Maud Russell at Mottisfont
The spirit of Maud Russell can still be felt here today. She transformed the house and made it the centre of a fashionable, artistic circle.
Well respected for her knowledge of the contemporary art scene, Maud supported the work of many artists, and some became her very intimate acquaintances. She enjoyed the company of creative people, entertaining artists such as Rex Whistler and Ian Fleming here.
As the Russell’s weekend retreat, Mottisfont was never grand but it was always comfortable. Maud ensured her guests were able to relax and enjoy themselves with lazy breakfasts and cocktail parties.
Maud’s eye for design
Maud came here with her husband Gilbert Russell and their two sons in 1934. She used her keen eye for aesthetics to oversee the reconfiguring and redecoration of the house, which had fallen into disrepair.
She was inspired by the existing historic décor, developing and enhancing it where she could. Complementing this is her love of neo-classical design which created the luxurious, classical feel that’s still on show today.
The Whistler Room
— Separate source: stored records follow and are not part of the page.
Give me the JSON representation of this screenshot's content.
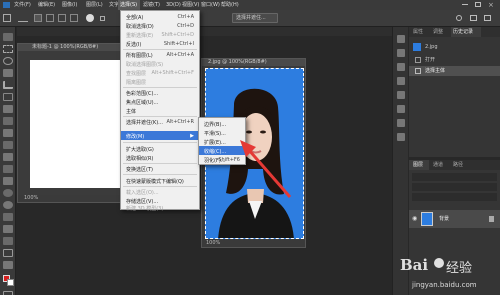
{
  "menubar": {
    "items": [
      "文件(F)",
      "编辑(E)",
      "图像(I)",
      "图层(L)",
      "文字(Y)",
      "选择(S)",
      "滤镜(T)",
      "3D(D)",
      "视图(V)",
      "窗口(W)",
      "帮助(H)"
    ],
    "active_index": 5
  },
  "options": {
    "select_subject": "选择并遮住..."
  },
  "documents": {
    "back_tab": "未标题-1 @ 100%(RGB/8#)",
    "back_zoom": "100%",
    "front_title": "2.jpg @ 100%(RGB/8#)",
    "front_zoom": "100%"
  },
  "select_menu": {
    "items": [
      {
        "label": "全部(A)",
        "shortcut": "Ctrl+A",
        "disabled": false
      },
      {
        "label": "取消选择(D)",
        "shortcut": "Ctrl+D",
        "disabled": false
      },
      {
        "label": "重新选择(E)",
        "shortcut": "Shift+Ctrl+D",
        "disabled": true
      },
      {
        "label": "反选(I)",
        "shortcut": "Shift+Ctrl+I",
        "disabled": false
      },
      {
        "label": "所有图层(L)",
        "shortcut": "Alt+Ctrl+A",
        "disabled": false
      },
      {
        "label": "取消选择图层(S)",
        "shortcut": "",
        "disabled": true
      },
      {
        "label": "查找图层",
        "shortcut": "Alt+Shift+Ctrl+F",
        "disabled": true
      },
      {
        "label": "隔离图层",
        "shortcut": "",
        "disabled": true
      },
      {
        "label": "色彩范围(C)...",
        "shortcut": "",
        "disabled": false
      },
      {
        "label": "焦点区域(U)...",
        "shortcut": "",
        "disabled": false
      },
      {
        "label": "主体",
        "shortcut": "",
        "disabled": false
      },
      {
        "label": "选择并遮住(K)...",
        "shortcut": "Alt+Ctrl+R",
        "disabled": false
      },
      {
        "label": "修改(M)",
        "shortcut": "",
        "disabled": false
      },
      {
        "label": "扩大选取(G)",
        "shortcut": "",
        "disabled": false
      },
      {
        "label": "选取相似(R)",
        "shortcut": "",
        "disabled": false
      },
      {
        "label": "变换选区(T)",
        "shortcut": "",
        "disabled": false
      },
      {
        "label": "在快速蒙版模式下编辑(Q)",
        "shortcut": "",
        "disabled": false
      },
      {
        "label": "载入选区(O)...",
        "shortcut": "",
        "disabled": true
      },
      {
        "label": "存储选区(V)...",
        "shortcut": "",
        "disabled": false
      },
      {
        "label": "新建 3D 模型(3)",
        "shortcut": "",
        "disabled": true
      }
    ]
  },
  "modify_submenu": {
    "items": [
      {
        "label": "边界(B)...",
        "shortcut": ""
      },
      {
        "label": "平滑(S)...",
        "shortcut": ""
      },
      {
        "label": "扩展(E)...",
        "shortcut": ""
      },
      {
        "label": "收缩(C)...",
        "shortcut": ""
      },
      {
        "label": "羽化(F)...",
        "shortcut": "Shift+F6"
      }
    ],
    "highlighted_index": 3
  },
  "history_panel": {
    "tabs": [
      "属性",
      "调整",
      "历史记录"
    ],
    "file": "2.jpg",
    "entries": [
      "打开",
      "选择主体"
    ]
  },
  "layers_panel": {
    "tabs": [
      "图层",
      "通道",
      "路径"
    ],
    "layer_name": "背景"
  },
  "watermark": {
    "brand": "Bai",
    "brand2": "经验",
    "url": "jingyan.baidu.com"
  },
  "colors": {
    "menu_highlight": "#3b78d8",
    "photo_bg": "#2d7de0",
    "arrow": "#e53935"
  }
}
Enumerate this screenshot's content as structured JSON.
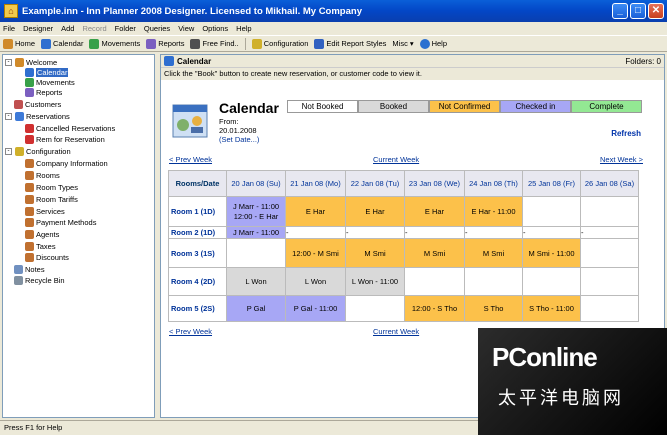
{
  "window": {
    "title": "Example.inn - Inn Planner 2008 Designer. Licensed to Mikhail. My Company",
    "minimize": "_",
    "maximize": "□",
    "close": "✕"
  },
  "menu": [
    "File",
    "Designer",
    "Add",
    "Record",
    "Folder",
    "Queries",
    "View",
    "Options",
    "Help"
  ],
  "toolbar": [
    {
      "label": "Home",
      "color": "#d08a2a"
    },
    {
      "label": "Calendar",
      "color": "#2f6fd0"
    },
    {
      "label": "Movements",
      "color": "#38a049"
    },
    {
      "label": "Reports",
      "color": "#7b5fc0"
    },
    {
      "label": "Free Find..",
      "color": "#505050"
    },
    {
      "label": "Configuration",
      "color": "#d0b02a"
    },
    {
      "label": "Edit Report Styles",
      "color": "#3060c0"
    },
    {
      "label": "Misc",
      "color": "#808080"
    },
    {
      "label": "Help",
      "color": "#2a70d0"
    }
  ],
  "tree": [
    {
      "label": "Welcome",
      "level": 0,
      "color": "#d08a2a",
      "expander": "-"
    },
    {
      "label": "Calendar",
      "level": 1,
      "color": "#2f6fd0",
      "selected": true
    },
    {
      "label": "Movements",
      "level": 1,
      "color": "#38a049"
    },
    {
      "label": "Reports",
      "level": 1,
      "color": "#7b5fc0"
    },
    {
      "label": "Customers",
      "level": 0,
      "color": "#c05050"
    },
    {
      "label": "Reservations",
      "level": 0,
      "color": "#3d7ad8",
      "expander": "-"
    },
    {
      "label": "Cancelled Reservations",
      "level": 1,
      "color": "#d03030"
    },
    {
      "label": "Rem for Reservation",
      "level": 1,
      "color": "#d03030"
    },
    {
      "label": "Configuration",
      "level": 0,
      "color": "#d0b02a",
      "expander": "-"
    },
    {
      "label": "Company Information",
      "level": 1,
      "color": "#c07030"
    },
    {
      "label": "Rooms",
      "level": 1,
      "color": "#c07030"
    },
    {
      "label": "Room Types",
      "level": 1,
      "color": "#c07030"
    },
    {
      "label": "Room Tariffs",
      "level": 1,
      "color": "#c07030"
    },
    {
      "label": "Services",
      "level": 1,
      "color": "#c07030"
    },
    {
      "label": "Payment Methods",
      "level": 1,
      "color": "#c07030"
    },
    {
      "label": "Agents",
      "level": 1,
      "color": "#c07030"
    },
    {
      "label": "Taxes",
      "level": 1,
      "color": "#c07030"
    },
    {
      "label": "Discounts",
      "level": 1,
      "color": "#c07030"
    },
    {
      "label": "Notes",
      "level": 0,
      "color": "#7090c0"
    },
    {
      "label": "Recycle Bin",
      "level": 0,
      "color": "#8090a0"
    }
  ],
  "main": {
    "header": "Calendar",
    "folders": "Folders: 0",
    "instruction": "Click the \"Book\" button to create new reservation, or customer code to view it.",
    "title": "Calendar",
    "legend": [
      {
        "label": "Not Booked",
        "color": "#ffffff"
      },
      {
        "label": "Booked",
        "color": "#d9d9d9"
      },
      {
        "label": "Not Confirmed",
        "color": "#fcc14a"
      },
      {
        "label": "Checked in",
        "color": "#a7a7f5"
      },
      {
        "label": "Complete",
        "color": "#93e893"
      }
    ],
    "from_label": "From:",
    "from_date": "20.01.2008",
    "set_date": "(Set Date...)",
    "refresh": "Refresh",
    "prev_week": "< Prev Week",
    "current_week": "Current Week",
    "next_week": "Next Week >",
    "columns": [
      "Rooms/Date",
      "20 Jan 08 (Su)",
      "21 Jan 08 (Mo)",
      "22 Jan 08 (Tu)",
      "23 Jan 08 (We)",
      "24 Jan 08 (Th)",
      "25 Jan 08 (Fr)",
      "26 Jan 08 (Sa)"
    ],
    "rows": [
      {
        "room": "Room 1 (1D)",
        "cells": [
          {
            "t": "J Marr - 11:00\n12:00 - E Har",
            "c": "ci"
          },
          {
            "t": "E Har",
            "c": "bk"
          },
          {
            "t": "E Har",
            "c": "bk"
          },
          {
            "t": "E Har",
            "c": "bk"
          },
          {
            "t": "E Har - 11:00",
            "c": "bk"
          },
          {
            "t": "",
            "c": ""
          },
          {
            "t": "",
            "c": ""
          }
        ]
      },
      {
        "room": "Room 2 (1D)",
        "cells": [
          {
            "t": "J Marr - 11:00",
            "c": "ci"
          },
          {
            "t": "-",
            "c": "l"
          },
          {
            "t": "-",
            "c": "l"
          },
          {
            "t": "-",
            "c": "l"
          },
          {
            "t": "-",
            "c": "l"
          },
          {
            "t": "-",
            "c": "l"
          },
          {
            "t": "-",
            "c": "l"
          }
        ]
      },
      {
        "room": "Room 3 (1S)",
        "cells": [
          {
            "t": "",
            "c": ""
          },
          {
            "t": "12:00 - M Smi",
            "c": "bk"
          },
          {
            "t": "M Smi",
            "c": "bk"
          },
          {
            "t": "M Smi",
            "c": "bk"
          },
          {
            "t": "M Smi",
            "c": "bk"
          },
          {
            "t": "M Smi - 11:00",
            "c": "bk"
          },
          {
            "t": "",
            "c": ""
          }
        ]
      },
      {
        "room": "Room 4 (2D)",
        "cells": [
          {
            "t": "L Won",
            "c": "nb"
          },
          {
            "t": "L Won",
            "c": "nb"
          },
          {
            "t": "L Won - 11:00",
            "c": "nb"
          },
          {
            "t": "",
            "c": ""
          },
          {
            "t": "",
            "c": ""
          },
          {
            "t": "",
            "c": ""
          },
          {
            "t": "",
            "c": ""
          }
        ]
      },
      {
        "room": "Room 5 (2S)",
        "cells": [
          {
            "t": "P Gal",
            "c": "ci"
          },
          {
            "t": "P Gal - 11:00",
            "c": "ci"
          },
          {
            "t": "",
            "c": ""
          },
          {
            "t": "12:00 - S Tho",
            "c": "bk"
          },
          {
            "t": "S Tho",
            "c": "bk"
          },
          {
            "t": "S Tho - 11:00",
            "c": "bk"
          },
          {
            "t": "",
            "c": ""
          }
        ]
      }
    ]
  },
  "status": "Press F1 for Help",
  "watermark": {
    "brand": "PConline",
    "sub": "太平洋电脑网"
  }
}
In 1939, she commissioned Rex Whistler to transform the original entrance hall into a large saloon. The results were his spectacular trompe l’oeil murals, painted in a gothick style, light-heartedly reflecting the building’s origins as a mediaeval priory.
This extraordinary room was his last and finest piece before he was killed on active service in France.
The Second World War
Mottisfont’s restoration was completed just as the Second World War was declared and the house requisitioned. The Long Gallery became a hospital ward for non-critical war casualties and children, evacuated from London, lived in the Stable Block.
When Gilbert died in 1942 Maud moved to London to work for the Admiralty, travelling down to Mottisfont at weekends. Most of her war work has remained secret, but it’s thought that she provided translations for the Intelligence services. She never forgot her German-Jewish ancestry and, in the years leading up to the Second World War, helped several Jewish families escape from Nazi Germany.
Maud gave the house and 2,080-acre estate at Mottisfont to the National Trust in 1957, anxious that it should be preserved. She continued to live here for another fifteen years, taking an active interest in estate and village life.